- _What to produce_
Retype the listing exactly; omit pictures.

- _Data for processing_

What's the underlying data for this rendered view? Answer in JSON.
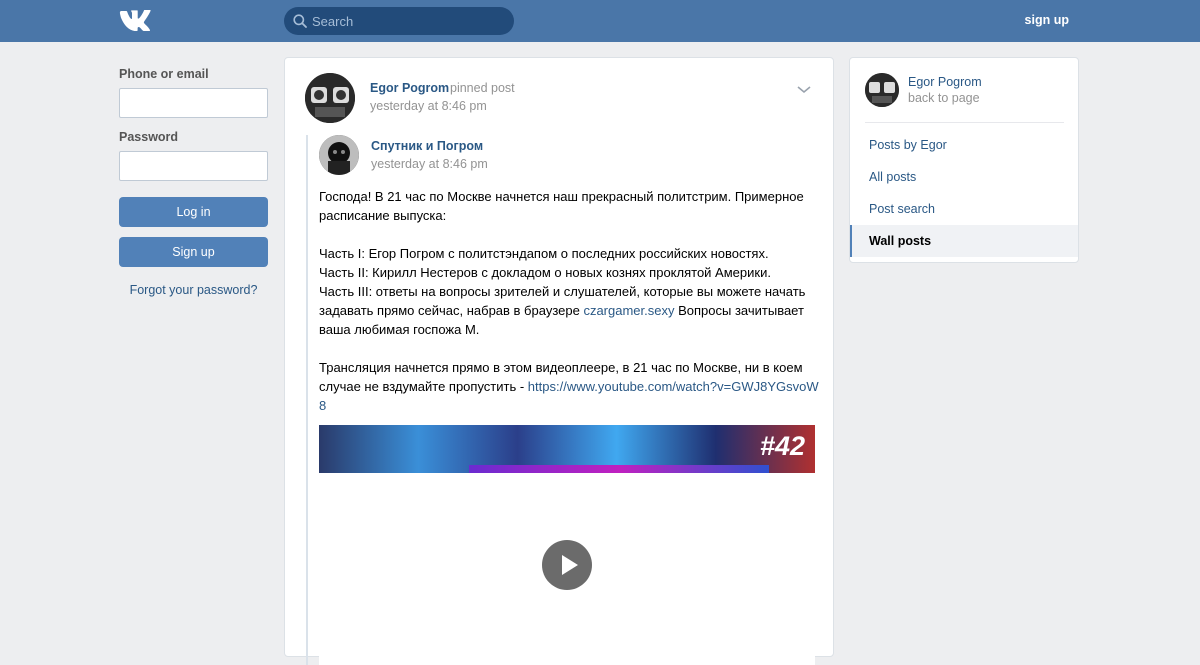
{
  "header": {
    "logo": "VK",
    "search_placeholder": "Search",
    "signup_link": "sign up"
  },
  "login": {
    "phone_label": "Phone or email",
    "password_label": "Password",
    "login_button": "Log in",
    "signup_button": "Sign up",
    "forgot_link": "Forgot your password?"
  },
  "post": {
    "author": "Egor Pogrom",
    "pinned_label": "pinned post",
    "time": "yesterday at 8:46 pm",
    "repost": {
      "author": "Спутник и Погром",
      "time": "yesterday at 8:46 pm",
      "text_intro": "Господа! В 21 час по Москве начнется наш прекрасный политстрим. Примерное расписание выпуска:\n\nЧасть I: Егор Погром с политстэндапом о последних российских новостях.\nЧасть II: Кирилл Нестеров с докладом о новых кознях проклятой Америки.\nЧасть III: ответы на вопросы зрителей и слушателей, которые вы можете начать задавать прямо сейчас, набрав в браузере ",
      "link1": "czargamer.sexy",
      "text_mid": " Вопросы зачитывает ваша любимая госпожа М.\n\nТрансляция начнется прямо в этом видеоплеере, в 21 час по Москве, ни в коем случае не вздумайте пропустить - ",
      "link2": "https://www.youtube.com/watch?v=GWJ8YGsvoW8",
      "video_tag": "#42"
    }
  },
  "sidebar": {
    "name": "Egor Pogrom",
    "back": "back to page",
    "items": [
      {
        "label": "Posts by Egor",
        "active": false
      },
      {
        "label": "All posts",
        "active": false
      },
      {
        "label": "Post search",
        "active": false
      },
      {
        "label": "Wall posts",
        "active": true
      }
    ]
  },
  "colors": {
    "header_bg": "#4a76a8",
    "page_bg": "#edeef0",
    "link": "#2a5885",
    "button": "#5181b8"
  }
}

- _Task output_
What's the underlying data for this rendered view? Answer in JSON.
{
  "header": {
    "logo": "VK",
    "search_placeholder": "Search",
    "signup_link": "sign up"
  },
  "login": {
    "phone_label": "Phone or email",
    "password_label": "Password",
    "login_button": "Log in",
    "signup_button": "Sign up",
    "forgot_link": "Forgot your password?"
  },
  "post": {
    "author": "Egor Pogrom",
    "pinned_label": "pinned post",
    "time": "yesterday at 8:46 pm",
    "repost": {
      "author": "Спутник и Погром",
      "time": "yesterday at 8:46 pm",
      "text_intro": "Господа! В 21 час по Москве начнется наш прекрасный политстрим. Примерное расписание выпуска:\n\nЧасть I: Егор Погром с политстэндапом о последних российских новостях.\nЧасть II: Кирилл Нестеров с докладом о новых кознях проклятой Америки.\nЧасть III: ответы на вопросы зрителей и слушателей, которые вы можете начать задавать прямо сейчас, набрав в браузере ",
      "link1": "czargamer.sexy",
      "text_mid": " Вопросы зачитывает ваша любимая госпожа М.\n\nТрансляция начнется прямо в этом видеоплеере, в 21 час по Москве, ни в коем случае не вздумайте пропустить - ",
      "link2": "https://www.youtube.com/watch?v=GWJ8YGsvoW8",
      "video_tag": "#42"
    }
  },
  "sidebar": {
    "name": "Egor Pogrom",
    "back": "back to page",
    "items": [
      {
        "label": "Posts by Egor",
        "active": false
      },
      {
        "label": "All posts",
        "active": false
      },
      {
        "label": "Post search",
        "active": false
      },
      {
        "label": "Wall posts",
        "active": true
      }
    ]
  },
  "colors": {
    "header_bg": "#4a76a8",
    "page_bg": "#edeef0",
    "link": "#2a5885",
    "button": "#5181b8"
  }
}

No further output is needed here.